For four years, Nick Wade has been working with the Heart of Danville — first as a volunteer, then as project manager, then as interim director following the departure of Bethany Rogers in September.
Now, Wade is officially heading up the Main Street program as its executive director. The Heart of Danville’s board made his interim position permanent this month.
“As I got involved and when I got the (project manager) job, I really developed a love of the Main Street program and the work that we do,” Wade said. “It’s definitely a bug that has bitten me and I’m really excited for the position of director and really continuing to make Danville a great community to live in and to visit.”
Wade is a Danville native who graduated from Boyle County High School in 2008. He holds a bachelor’s degree in public relations and a master’s degree in student personnel services in higher education, both from Eastern Kentucky University.
Wade worked for a public relations firm in Nashville before beginning to volunteer with the Heart of Danville in 2013, according to information from the Main Street program. He was named project manager about one year ago, in February 2016, and then interim director in October.
As project manager, Wade coordinated all Heart of Danville events, oversaw the program’s annual membership drive and handled public relations, according to the Heart of Danville.
“Throughout 2016, Wade aided the Heart of Danville in planning several key community events, including the Great American Brass Band Festival and the Kentucky State BBQ Festival,” a news release from the Heart of Danville reads. “He also contributed to revamping the organization’s marketing and communications efforts.”
Rogers, the previous director, spent four years with the Heart of Danville. She left to work as director of real estate for NewTown Macon in Macon, Georgia.
Wade said Rogers had served as a preservationist for Danville — a required position to have available in order to maintain the city’s “certified local government” designation that makes it eligible for additional sources of grant funding.
Wade will not be taking over Rogers’ preservationist duties, but others with the Architectural Heritage Review Board will now handle them, Wade said.
“We all work together to preserve the buildings but they are the ones that will really oversee any of the National Register nominations, things like that,” he said.
Wade said he has some thoughts on big things he’d like to do as director, but he can’t talk about them publicly yet.
“I have a lot of ideas but all of it has to get approved by the board,” he said.

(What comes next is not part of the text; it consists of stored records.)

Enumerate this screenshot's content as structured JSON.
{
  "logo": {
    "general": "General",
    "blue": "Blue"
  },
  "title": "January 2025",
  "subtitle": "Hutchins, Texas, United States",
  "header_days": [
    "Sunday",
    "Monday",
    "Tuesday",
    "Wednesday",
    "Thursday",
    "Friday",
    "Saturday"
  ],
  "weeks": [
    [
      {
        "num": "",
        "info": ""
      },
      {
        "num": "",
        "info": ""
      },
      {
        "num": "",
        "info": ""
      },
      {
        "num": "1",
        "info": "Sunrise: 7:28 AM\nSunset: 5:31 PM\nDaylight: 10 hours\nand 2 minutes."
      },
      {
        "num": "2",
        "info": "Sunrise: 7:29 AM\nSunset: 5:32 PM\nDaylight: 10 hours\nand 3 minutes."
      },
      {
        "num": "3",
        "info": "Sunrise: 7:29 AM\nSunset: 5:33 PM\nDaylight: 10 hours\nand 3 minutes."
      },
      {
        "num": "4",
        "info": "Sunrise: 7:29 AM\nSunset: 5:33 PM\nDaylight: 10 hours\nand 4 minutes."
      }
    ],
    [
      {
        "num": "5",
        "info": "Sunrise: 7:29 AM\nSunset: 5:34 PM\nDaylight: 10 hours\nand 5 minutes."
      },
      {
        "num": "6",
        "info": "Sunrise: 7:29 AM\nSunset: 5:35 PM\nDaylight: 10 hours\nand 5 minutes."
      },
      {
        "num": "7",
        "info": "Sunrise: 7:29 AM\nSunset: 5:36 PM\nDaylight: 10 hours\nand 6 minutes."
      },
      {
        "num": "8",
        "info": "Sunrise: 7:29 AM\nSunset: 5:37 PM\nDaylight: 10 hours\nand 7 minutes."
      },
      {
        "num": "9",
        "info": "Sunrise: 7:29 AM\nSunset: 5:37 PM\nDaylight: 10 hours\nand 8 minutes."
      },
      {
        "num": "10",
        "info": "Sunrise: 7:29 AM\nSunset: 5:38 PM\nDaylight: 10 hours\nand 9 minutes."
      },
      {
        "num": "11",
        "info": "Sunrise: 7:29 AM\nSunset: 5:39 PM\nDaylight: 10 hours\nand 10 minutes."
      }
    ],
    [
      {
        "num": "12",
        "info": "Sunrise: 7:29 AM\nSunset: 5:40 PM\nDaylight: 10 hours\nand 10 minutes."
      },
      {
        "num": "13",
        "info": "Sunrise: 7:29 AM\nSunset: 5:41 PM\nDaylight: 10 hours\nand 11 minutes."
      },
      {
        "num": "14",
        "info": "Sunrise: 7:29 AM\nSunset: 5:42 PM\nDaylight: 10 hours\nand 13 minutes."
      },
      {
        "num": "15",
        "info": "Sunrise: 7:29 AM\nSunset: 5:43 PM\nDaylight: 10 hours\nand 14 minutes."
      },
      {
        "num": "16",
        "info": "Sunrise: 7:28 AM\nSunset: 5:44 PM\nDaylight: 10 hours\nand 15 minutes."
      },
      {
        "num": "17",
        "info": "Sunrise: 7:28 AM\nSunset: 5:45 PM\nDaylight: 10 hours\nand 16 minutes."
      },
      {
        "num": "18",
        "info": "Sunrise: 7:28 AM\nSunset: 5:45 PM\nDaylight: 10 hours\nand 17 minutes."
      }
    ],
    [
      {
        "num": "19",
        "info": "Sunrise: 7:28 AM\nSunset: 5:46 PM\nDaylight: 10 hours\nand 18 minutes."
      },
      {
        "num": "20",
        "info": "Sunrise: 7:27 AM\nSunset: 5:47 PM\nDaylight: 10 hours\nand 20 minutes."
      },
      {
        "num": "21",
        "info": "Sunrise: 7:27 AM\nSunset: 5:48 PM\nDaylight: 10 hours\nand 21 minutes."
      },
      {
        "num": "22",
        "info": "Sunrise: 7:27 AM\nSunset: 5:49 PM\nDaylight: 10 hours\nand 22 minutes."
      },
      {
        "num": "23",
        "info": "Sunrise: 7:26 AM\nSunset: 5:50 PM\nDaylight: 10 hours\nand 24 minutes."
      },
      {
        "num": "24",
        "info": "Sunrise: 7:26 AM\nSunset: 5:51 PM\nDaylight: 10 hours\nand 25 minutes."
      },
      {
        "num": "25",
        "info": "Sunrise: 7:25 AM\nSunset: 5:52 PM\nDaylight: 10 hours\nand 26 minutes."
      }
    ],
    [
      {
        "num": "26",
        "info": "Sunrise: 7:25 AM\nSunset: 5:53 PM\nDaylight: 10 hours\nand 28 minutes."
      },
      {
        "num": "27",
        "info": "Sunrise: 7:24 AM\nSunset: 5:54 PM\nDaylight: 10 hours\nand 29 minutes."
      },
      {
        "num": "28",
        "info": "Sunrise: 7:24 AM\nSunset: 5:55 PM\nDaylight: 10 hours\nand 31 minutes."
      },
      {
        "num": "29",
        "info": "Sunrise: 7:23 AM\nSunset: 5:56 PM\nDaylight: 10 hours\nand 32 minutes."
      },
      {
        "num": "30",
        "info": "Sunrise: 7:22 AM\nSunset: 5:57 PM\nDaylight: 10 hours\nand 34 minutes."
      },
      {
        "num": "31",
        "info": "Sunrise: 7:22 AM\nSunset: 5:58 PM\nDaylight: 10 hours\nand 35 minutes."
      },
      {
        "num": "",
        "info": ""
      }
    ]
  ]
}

Right now, the Heart of Danville is in the middle of preparing 2017 work plans for it’s four committees — on preservation, organization, promotion and economic vitality, Wade said.
Plans might include having the economic vitality committee explore improvements to business incentives, or having the preservation committee examine how sidewalks and walkability of the downtown space could be improved, for example, he said.
Those committee plans could be finalized next week by the board.
“During Nick’s time at the Heart of Danville, he has impressed me, the board and the community with his drive, his passion for Main Street and our entire community,” board Chair Valery McMann stated in a news release. “We look forward to seeing the growth of our organization under his continued leadership.”